National R&D funding programmes of note include the £75m Industrial Biotechnology and £70m Agritech Catalyst funding programmes and the thirteen Networks in Industrial Biotechnology and Bioenergy which have benefitted from £18m government sponsorship to foster collaborations between academia, industry, policy makers and NGOs, tackle research challenges, translate research and deliver key benefits.
Are there other ongoing bioeconomy projects?
In Scotland a significant cluster was launched in 2014, the Industrial Biotechnology Innovation Centre (IBioIC). This was was set up to bridge the gap between education and industry.
In the East of England, an independent, business-focussed cluster organisation, Agritech East, aims to improve the international competitiveness and sustainability of plant-based agriculture and horticulture.
The Agritech centres that were funded under the Agritech Strategy are starting to develop exciting new projects. Two of these, the Centre for Innovation Excellence in Livestock (CIEL) and The Centre for Plant Health and Protection (CHAP) are led or have bases in Yorkshire.
BioVale is the only cluster that is trying to bring together all the elements of the bioeconomy – agriculture, food and drink, chemicals, biofuels and energy. That is possible because the region has a unique complement of world leading knowledge base, diverse and innovative agriculture and the full range of bio-based industries from the largest food and drink cluster in Europe through the biggest biomass powered power station in the world, the biggest first generation bioethanol plant in Europe and significant biobased chemicals such as Croda. Essentially we have all the industrial sectors needed for and advanced bioeconomy, as well as the innovative technology providers and the regional policy support.
Another exciting development is a Science and Innovation Audit of the bioeconomy of the North of England. This project is led from the University of York and involves the Local Enterprise Partnerships, universities and industry across the North of England.
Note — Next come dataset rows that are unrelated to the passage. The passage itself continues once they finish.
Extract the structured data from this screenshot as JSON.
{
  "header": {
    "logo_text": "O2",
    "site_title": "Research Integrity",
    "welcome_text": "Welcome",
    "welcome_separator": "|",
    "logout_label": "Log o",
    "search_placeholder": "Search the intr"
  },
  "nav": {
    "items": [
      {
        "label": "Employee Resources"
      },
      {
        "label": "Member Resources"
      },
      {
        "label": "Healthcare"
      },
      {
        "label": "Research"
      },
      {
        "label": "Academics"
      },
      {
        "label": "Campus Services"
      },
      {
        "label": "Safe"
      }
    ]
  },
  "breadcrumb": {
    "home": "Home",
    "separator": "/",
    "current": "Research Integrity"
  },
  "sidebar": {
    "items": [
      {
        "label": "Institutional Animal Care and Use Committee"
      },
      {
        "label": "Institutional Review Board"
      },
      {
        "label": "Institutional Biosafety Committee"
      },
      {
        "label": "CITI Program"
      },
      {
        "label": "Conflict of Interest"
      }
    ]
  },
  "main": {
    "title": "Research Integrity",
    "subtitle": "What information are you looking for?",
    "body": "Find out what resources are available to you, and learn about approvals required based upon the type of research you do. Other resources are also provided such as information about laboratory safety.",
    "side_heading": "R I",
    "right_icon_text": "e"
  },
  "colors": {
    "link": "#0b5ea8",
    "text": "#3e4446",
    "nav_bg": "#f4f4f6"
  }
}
It will provide both quantitative and qualitative analysis of strengths of the region in terms of academic excellence, technology translation capability and industrial absorptive capacity.
From the privileged observatory of the United Kingdom, which do you think will be the effect on the global bioeconomy caused by the election of Donald Trump?
Like most things Donald Trump, his effect on the bioeconomy is unpredictable. His appointment of a climate change denier to head up the Environmental Protection Agency may indicate there will be less support for biofuels and the bio-preferred procurement programme could be under threat. Also, if he pursues the protectionist economic policies he has been promoting during his election campaign, we may see some bioeconomy markets in the USA contract.
The USA has led many of the innovations that underpin development of the bioeconomy. Whilst some of these have depended on government investment, ie on funds which may be diverted elsewhere under a Trump government, others are commercially viable in their own right and may thrive without federal support.
The USA has a sophisticated investment community with experience in bioeconomy investments: if policy support for bioeconomy innovations is reduced within America, it is possible this investment community might take more interest in overseas companies – for instance in the EU and UK. Equally, we have seen many of the brightest inventions from the UK going to the US – maybe less policy support in the USA will lead these companies to stay at home.
Source: Il Bioeconomista, 2016-12-27.
Author: Mario Bonaccorso